"""
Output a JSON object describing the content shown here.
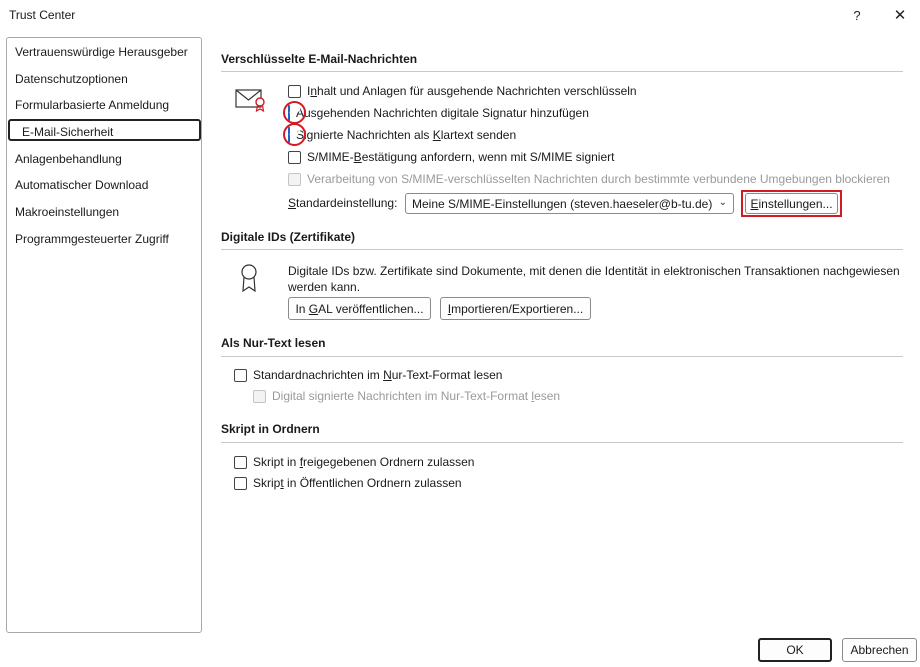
{
  "window": {
    "title": "Trust Center",
    "help_label": "?",
    "close_label": "✕"
  },
  "sidebar": {
    "items": [
      {
        "label": "Vertrauenswürdige Herausgeber"
      },
      {
        "label": "Datenschutzoptionen"
      },
      {
        "label": "Formularbasierte Anmeldung"
      },
      {
        "label": "E-Mail-Sicherheit",
        "active": true
      },
      {
        "label": "Anlagenbehandlung"
      },
      {
        "label": "Automatischer Download"
      },
      {
        "label": "Makroeinstellungen"
      },
      {
        "label": "Programmgesteuerter Zugriff"
      }
    ]
  },
  "encrypted": {
    "title": "Verschlüsselte E-Mail-Nachrichten",
    "opt_encrypt": {
      "pre": "I",
      "ul": "n",
      "post": "halt und Anlagen für ausgehende Nachrichten verschlüsseln",
      "checked": false
    },
    "opt_sign": {
      "label": "Ausgehenden Nachrichten digitale Signatur hinzufügen",
      "checked": true
    },
    "opt_cleartext": {
      "pre": "Signierte Nachrichten als ",
      "ul": "K",
      "post": "lartext senden",
      "checked": true
    },
    "opt_receipt": {
      "pre": "S/MIME-",
      "ul": "B",
      "post": "estätigung anfordern, wenn mit S/MIME signiert",
      "checked": false
    },
    "opt_block": {
      "label": "Verarbeitung von S/MIME-verschlüsselten Nachrichten durch bestimmte verbundene Umgebungen blockieren",
      "checked": false,
      "disabled": true
    },
    "default_label": {
      "ul": "S",
      "post": "tandardeinstellung:"
    },
    "default_value": "Meine S/MIME-Einstellungen (steven.haeseler@b-tu.de)",
    "settings_button": {
      "ul": "E",
      "post": "instellungen..."
    }
  },
  "digital_ids": {
    "title": "Digitale IDs (Zertifikate)",
    "description_line1": "Digitale IDs bzw. Zertifikate sind Dokumente, mit denen die Identität in elektronischen Transaktionen nachgewiesen",
    "description_line2": "werden kann.",
    "gal_button": {
      "pre": "In ",
      "ul": "G",
      "post": "AL veröffentlichen..."
    },
    "import_button": {
      "ul": "I",
      "post": "mportieren/Exportieren..."
    }
  },
  "plaintext": {
    "title": "Als Nur-Text lesen",
    "opt_read": {
      "pre": "Standardnachrichten im ",
      "ul": "N",
      "post": "ur-Text-Format lesen",
      "checked": false
    },
    "opt_signed": {
      "pre": "Digital signierte Nachrichten im Nur-Text-Format ",
      "ul": "l",
      "post": "esen",
      "checked": false,
      "disabled": true
    }
  },
  "scripts": {
    "title": "Skript in Ordnern",
    "opt_shared": {
      "pre": "Skript in ",
      "ul": "f",
      "post": "reigegebenen Ordnern zulassen",
      "checked": false
    },
    "opt_public": {
      "pre": "Skrip",
      "ul": "t",
      "post": " in Öffentlichen Ordnern zulassen",
      "checked": false
    }
  },
  "footer": {
    "ok_label": "OK",
    "cancel_label": "Abbrechen"
  },
  "colors": {
    "accent": "#1e64c8",
    "highlight": "#d21a24"
  },
  "icons": {
    "envelope": "envelope-certificate-icon",
    "certificate": "certificate-ribbon-icon"
  }
}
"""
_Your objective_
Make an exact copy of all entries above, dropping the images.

_Completed task_
Output a JSON object describing the content shown here.
{
  "window": {
    "title": "Trust Center",
    "help_label": "?",
    "close_label": "✕"
  },
  "sidebar": {
    "items": [
      {
        "label": "Vertrauenswürdige Herausgeber"
      },
      {
        "label": "Datenschutzoptionen"
      },
      {
        "label": "Formularbasierte Anmeldung"
      },
      {
        "label": "E-Mail-Sicherheit",
        "active": true
      },
      {
        "label": "Anlagenbehandlung"
      },
      {
        "label": "Automatischer Download"
      },
      {
        "label": "Makroeinstellungen"
      },
      {
        "label": "Programmgesteuerter Zugriff"
      }
    ]
  },
  "encrypted": {
    "title": "Verschlüsselte E-Mail-Nachrichten",
    "opt_encrypt": {
      "pre": "I",
      "ul": "n",
      "post": "halt und Anlagen für ausgehende Nachrichten verschlüsseln",
      "checked": false
    },
    "opt_sign": {
      "label": "Ausgehenden Nachrichten digitale Signatur hinzufügen",
      "checked": true
    },
    "opt_cleartext": {
      "pre": "Signierte Nachrichten als ",
      "ul": "K",
      "post": "lartext senden",
      "checked": true
    },
    "opt_receipt": {
      "pre": "S/MIME-",
      "ul": "B",
      "post": "estätigung anfordern, wenn mit S/MIME signiert",
      "checked": false
    },
    "opt_block": {
      "label": "Verarbeitung von S/MIME-verschlüsselten Nachrichten durch bestimmte verbundene Umgebungen blockieren",
      "checked": false,
      "disabled": true
    },
    "default_label": {
      "ul": "S",
      "post": "tandardeinstellung:"
    },
    "default_value": "Meine S/MIME-Einstellungen (steven.haeseler@b-tu.de)",
    "settings_button": {
      "ul": "E",
      "post": "instellungen..."
    }
  },
  "digital_ids": {
    "title": "Digitale IDs (Zertifikate)",
    "description_line1": "Digitale IDs bzw. Zertifikate sind Dokumente, mit denen die Identität in elektronischen Transaktionen nachgewiesen",
    "description_line2": "werden kann.",
    "gal_button": {
      "pre": "In ",
      "ul": "G",
      "post": "AL veröffentlichen..."
    },
    "import_button": {
      "ul": "I",
      "post": "mportieren/Exportieren..."
    }
  },
  "plaintext": {
    "title": "Als Nur-Text lesen",
    "opt_read": {
      "pre": "Standardnachrichten im ",
      "ul": "N",
      "post": "ur-Text-Format lesen",
      "checked": false
    },
    "opt_signed": {
      "pre": "Digital signierte Nachrichten im Nur-Text-Format ",
      "ul": "l",
      "post": "esen",
      "checked": false,
      "disabled": true
    }
  },
  "scripts": {
    "title": "Skript in Ordnern",
    "opt_shared": {
      "pre": "Skript in ",
      "ul": "f",
      "post": "reigegebenen Ordnern zulassen",
      "checked": false
    },
    "opt_public": {
      "pre": "Skrip",
      "ul": "t",
      "post": " in Öffentlichen Ordnern zulassen",
      "checked": false
    }
  },
  "footer": {
    "ok_label": "OK",
    "cancel_label": "Abbrechen"
  },
  "colors": {
    "accent": "#1e64c8",
    "highlight": "#d21a24"
  },
  "icons": {
    "envelope": "envelope-certificate-icon",
    "certificate": "certificate-ribbon-icon"
  }
}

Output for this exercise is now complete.